  • ellie says:

    We remember and cherish the day with cards that are unique.

  • Robin Gianna says:

    Unique cards seem to be the theme, Ellie. Probably because they’re so meaningful to everyone! Thanks for stopping in.

  • Patty L. says:

    My husband and I exchange cards, but traditionally we buy our children Valentines. I buy for our son and he buys for our daughter. She is in college now and my husband sent her a care package so she was thrilled and I gave out son a ITunes gift card.

  • Robin Gianna says:

    I love that idea, Patty! I’m sure both your kids feel happy that you remember them on Valentine’s Day, and look forward to what you’ve come up with. Especially those away in college – those care packages mean a lot! I particularly like that you and your husband each buy for one child. I’ve always been the care-package provider in our household – I’m going to suggest to my hubby that he come up with one to send, which would definitely be a big surprise 🙂

  • Robin, welcome and congrats on your new release! I love the cover.

    Wow, who knew there were so many different ways to celebrate this holiday? Thanks for the interesting blog.

    We don’t have any special traditions beyond exchanging cards. The dh generally springs for flowers and, this year, for a tiny chocolate box.

    • Robin Gianna says:

      I was interested and surprised to see all the various kinds of Valentine’s celebrations too, Nancy!

      Cards and an exchange of a tiny chocolate box? Definitely the most thoughtful kind for our waistlines! 🙂 Thanks for stopping by!

  • Caren Crane says:

    Robin, I love hearing how these special “love days” are celebrated around the world. I never knew there was such a diversity of times and ways to celebrate!

    The DH and I usually swap cards and buy each other chocolates.My husband is far more sensitive than I am, so I have to try hard to remember these things. Personally, I don’t give a rat’s patootie about Valentine’s Day. A real gesture of affection? Making up the bed every day. Not leaving dishes in the sink. I am a serious pragmatist and love practical expressions of affection! 😀

    • Robin Gianna says:

      I love what you’ve said about daily gestures being so important, Caren! It’s so true that those matter more than anything,

      As for who cares more about things like Valentine’s Day, It is interesting that society stereotypes women as being more sensitive and men as being more practical, but that’s definitely not always true, as you’ve noted. When my hubby and I get into an argument, to me it’s over and done with an hour later, but it might bother him for days!

  • Hi Robin. I enjoyed your post. I was born in Norway. Valentinsdagen, means Valentine’s Day in Norwegian and it’s celebrated on February 14th, too. In Norway, the day is marked by gifts, romantic adventures of love and it gives Norwegians an excuse to flirt with each other.

    Congrats on your new release!

    • Robin Gianna says:

      Thank you, Marisa!
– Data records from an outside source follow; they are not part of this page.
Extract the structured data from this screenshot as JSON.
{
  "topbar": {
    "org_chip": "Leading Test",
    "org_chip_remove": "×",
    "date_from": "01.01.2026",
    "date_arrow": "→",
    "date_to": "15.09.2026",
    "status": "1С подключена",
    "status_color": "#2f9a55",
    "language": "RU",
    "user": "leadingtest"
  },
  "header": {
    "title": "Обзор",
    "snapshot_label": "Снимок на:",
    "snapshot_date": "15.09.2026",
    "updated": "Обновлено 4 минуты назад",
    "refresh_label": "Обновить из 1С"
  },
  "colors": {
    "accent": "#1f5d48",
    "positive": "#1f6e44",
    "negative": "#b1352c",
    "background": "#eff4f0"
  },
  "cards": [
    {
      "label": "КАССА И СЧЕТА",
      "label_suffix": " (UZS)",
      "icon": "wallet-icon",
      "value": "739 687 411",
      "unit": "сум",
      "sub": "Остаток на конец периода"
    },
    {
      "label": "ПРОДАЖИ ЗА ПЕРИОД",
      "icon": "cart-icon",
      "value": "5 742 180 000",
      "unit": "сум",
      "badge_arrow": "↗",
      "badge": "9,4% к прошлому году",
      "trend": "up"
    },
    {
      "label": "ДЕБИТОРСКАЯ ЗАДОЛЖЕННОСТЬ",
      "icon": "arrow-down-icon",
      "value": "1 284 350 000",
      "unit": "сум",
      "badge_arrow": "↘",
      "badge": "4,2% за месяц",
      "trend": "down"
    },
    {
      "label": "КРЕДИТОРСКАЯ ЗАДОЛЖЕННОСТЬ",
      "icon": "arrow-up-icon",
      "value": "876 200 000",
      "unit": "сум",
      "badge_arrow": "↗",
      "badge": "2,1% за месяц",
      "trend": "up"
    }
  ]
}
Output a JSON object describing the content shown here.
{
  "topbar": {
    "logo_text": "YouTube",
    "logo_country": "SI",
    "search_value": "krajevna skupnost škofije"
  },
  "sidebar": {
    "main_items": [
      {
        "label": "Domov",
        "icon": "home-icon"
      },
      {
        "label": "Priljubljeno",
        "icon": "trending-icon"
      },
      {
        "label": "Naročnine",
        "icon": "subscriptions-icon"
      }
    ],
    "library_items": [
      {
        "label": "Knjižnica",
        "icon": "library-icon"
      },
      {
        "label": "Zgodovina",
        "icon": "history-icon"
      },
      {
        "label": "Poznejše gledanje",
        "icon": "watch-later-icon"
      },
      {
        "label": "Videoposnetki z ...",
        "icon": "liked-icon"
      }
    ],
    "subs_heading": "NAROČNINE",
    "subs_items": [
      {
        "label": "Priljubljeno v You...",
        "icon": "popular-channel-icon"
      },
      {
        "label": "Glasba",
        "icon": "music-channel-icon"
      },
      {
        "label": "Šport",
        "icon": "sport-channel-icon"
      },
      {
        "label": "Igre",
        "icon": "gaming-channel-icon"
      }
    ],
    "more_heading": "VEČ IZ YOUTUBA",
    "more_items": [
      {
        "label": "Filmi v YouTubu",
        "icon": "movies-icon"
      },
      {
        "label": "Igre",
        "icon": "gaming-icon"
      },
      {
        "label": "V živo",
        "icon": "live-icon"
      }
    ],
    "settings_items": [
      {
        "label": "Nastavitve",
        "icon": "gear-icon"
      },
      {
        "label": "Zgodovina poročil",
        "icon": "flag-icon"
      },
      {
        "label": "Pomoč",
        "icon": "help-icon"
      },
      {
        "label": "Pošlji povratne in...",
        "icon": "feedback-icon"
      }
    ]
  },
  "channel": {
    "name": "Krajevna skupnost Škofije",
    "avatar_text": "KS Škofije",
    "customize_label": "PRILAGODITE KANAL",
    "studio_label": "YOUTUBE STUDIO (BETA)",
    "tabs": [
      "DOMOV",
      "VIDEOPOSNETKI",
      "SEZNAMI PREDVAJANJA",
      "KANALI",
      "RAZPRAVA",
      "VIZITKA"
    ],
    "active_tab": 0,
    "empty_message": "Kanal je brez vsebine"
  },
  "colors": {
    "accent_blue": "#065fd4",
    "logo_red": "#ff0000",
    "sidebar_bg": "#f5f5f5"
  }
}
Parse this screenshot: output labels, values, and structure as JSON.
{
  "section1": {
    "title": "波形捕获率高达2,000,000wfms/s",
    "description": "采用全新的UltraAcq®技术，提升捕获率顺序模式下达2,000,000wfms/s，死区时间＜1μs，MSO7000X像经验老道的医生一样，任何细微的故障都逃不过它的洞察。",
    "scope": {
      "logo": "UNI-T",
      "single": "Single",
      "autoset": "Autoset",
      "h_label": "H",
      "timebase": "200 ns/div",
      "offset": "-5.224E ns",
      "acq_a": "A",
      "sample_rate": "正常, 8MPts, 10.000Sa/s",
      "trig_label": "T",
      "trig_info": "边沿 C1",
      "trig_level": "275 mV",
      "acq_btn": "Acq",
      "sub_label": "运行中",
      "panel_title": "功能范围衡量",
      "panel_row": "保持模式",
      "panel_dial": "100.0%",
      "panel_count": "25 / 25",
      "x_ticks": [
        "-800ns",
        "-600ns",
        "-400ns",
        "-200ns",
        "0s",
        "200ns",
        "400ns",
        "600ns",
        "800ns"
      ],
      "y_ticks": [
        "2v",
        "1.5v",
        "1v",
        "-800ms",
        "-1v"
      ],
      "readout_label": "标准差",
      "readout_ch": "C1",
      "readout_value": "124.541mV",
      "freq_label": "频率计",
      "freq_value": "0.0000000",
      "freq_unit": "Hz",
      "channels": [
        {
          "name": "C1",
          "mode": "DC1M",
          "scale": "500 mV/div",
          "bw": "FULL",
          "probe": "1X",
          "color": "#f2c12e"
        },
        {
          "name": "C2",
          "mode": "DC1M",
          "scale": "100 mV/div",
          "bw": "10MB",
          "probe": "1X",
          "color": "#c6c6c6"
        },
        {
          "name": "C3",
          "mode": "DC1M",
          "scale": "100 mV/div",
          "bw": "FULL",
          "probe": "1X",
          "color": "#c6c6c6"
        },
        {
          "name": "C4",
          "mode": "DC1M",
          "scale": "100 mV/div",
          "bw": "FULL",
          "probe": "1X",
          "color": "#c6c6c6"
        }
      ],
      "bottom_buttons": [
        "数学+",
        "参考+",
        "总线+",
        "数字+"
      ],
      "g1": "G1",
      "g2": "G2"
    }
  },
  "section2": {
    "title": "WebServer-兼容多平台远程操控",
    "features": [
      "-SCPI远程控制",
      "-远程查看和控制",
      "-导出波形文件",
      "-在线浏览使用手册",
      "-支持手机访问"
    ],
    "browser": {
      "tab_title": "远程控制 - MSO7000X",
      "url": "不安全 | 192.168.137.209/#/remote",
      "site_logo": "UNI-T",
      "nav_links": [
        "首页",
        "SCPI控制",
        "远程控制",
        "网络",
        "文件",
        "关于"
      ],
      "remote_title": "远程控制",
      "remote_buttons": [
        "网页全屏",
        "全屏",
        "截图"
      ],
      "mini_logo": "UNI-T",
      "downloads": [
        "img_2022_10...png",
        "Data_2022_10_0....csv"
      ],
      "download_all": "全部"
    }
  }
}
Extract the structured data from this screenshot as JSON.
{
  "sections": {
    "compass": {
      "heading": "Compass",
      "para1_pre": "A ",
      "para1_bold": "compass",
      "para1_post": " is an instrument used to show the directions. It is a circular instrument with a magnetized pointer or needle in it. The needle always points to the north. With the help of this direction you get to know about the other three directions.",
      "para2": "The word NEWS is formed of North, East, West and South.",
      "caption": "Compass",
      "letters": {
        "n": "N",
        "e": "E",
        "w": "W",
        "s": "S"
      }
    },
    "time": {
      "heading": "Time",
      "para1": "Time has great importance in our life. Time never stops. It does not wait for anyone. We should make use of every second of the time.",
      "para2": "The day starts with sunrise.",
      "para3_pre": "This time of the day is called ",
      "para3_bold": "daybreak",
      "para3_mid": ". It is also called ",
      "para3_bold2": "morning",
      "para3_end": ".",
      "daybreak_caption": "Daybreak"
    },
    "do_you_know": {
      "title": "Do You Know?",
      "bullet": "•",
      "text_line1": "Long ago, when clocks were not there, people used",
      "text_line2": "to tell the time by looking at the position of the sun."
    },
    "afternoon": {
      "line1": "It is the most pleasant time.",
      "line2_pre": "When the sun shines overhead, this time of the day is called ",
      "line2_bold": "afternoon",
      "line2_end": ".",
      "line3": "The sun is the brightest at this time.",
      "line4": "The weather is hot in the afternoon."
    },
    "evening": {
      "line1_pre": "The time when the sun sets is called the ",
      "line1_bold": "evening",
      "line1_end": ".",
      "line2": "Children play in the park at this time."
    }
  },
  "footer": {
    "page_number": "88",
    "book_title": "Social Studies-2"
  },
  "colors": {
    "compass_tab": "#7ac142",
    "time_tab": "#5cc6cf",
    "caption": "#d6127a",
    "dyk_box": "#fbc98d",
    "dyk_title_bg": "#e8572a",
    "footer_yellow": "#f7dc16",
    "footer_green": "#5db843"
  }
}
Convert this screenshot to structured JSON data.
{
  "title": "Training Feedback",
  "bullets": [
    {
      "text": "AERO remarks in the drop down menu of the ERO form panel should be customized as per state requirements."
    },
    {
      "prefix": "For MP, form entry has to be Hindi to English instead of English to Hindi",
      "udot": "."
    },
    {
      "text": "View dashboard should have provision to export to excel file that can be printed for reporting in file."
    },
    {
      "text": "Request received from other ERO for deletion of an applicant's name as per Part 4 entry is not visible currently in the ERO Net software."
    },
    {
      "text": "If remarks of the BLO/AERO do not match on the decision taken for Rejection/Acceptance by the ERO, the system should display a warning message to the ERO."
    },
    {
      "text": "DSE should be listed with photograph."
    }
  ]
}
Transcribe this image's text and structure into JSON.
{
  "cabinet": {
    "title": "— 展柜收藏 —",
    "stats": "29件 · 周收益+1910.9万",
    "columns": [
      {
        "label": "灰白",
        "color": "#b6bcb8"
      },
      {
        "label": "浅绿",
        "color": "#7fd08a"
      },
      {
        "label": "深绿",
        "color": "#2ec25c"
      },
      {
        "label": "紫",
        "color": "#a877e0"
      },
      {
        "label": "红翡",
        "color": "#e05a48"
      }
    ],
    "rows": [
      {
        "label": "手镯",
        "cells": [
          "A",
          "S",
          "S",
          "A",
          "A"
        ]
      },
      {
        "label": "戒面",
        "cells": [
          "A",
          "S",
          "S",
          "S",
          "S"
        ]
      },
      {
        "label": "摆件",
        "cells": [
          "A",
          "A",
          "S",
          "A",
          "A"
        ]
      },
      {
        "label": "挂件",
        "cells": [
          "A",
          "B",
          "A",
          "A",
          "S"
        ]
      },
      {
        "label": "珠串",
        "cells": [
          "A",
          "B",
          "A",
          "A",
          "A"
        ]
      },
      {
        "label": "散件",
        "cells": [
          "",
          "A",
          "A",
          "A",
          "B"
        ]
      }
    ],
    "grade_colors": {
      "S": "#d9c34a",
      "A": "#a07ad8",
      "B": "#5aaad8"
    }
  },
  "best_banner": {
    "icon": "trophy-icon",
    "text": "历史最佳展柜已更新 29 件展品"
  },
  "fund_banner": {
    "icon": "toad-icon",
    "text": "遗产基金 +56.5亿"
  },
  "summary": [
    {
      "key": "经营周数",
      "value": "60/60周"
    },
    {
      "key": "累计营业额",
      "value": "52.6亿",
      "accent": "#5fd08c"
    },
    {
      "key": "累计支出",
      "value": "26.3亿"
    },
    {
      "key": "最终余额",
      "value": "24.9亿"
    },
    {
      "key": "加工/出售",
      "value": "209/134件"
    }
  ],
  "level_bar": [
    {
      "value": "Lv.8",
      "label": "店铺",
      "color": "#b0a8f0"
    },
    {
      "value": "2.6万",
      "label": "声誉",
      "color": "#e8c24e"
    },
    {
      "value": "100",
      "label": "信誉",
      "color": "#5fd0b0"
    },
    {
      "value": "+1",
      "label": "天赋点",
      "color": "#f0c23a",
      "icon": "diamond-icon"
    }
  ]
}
And thanks, too, for your insight on how Norway celebrates Valentine’s Day – but I didn’t know until now that you were born there! I want to hear more next time I see you 🙂

  • Kaelee says:

    Robin ~ You put together a wonderful collection of Valentine’s tidbits. We celebrate on February 10th which is the date we met each other. We have been married for 46 1/2 years now so things have changed a bit. We usually don’t go out to eat in the crowds and we buy orchid plants. We pick these out together. I woke up to new wallpaper on the computer as my husband had put our picture into a heart and put it up. We tend to be much more practical nowadays than we used to be. I swore I was never getting old but I have joined the ranks.

    On another note I loved your book. I enjoyed the visit to Paris and Alsace. I found out about biomedical engineering. Most of all I loved Avery and Jack and how they couldn’t ignore the chemistry between them despite the pitfalls blocking their relationship.

  • Robin Gianna says:

    Kaelee, I absolutely love the way you and your hubby celebrate Valentine’s Day after having been together so long. Sharing a common interest is so wonderful. And that he put a photo of the two on your computer, framed by a heart? That is a serious, heart-warming Awww!

    Thank you so much for your kind words about my book! I’m so glad you enjoyed it – that really makes my day! I appreciate your telling me! xoxo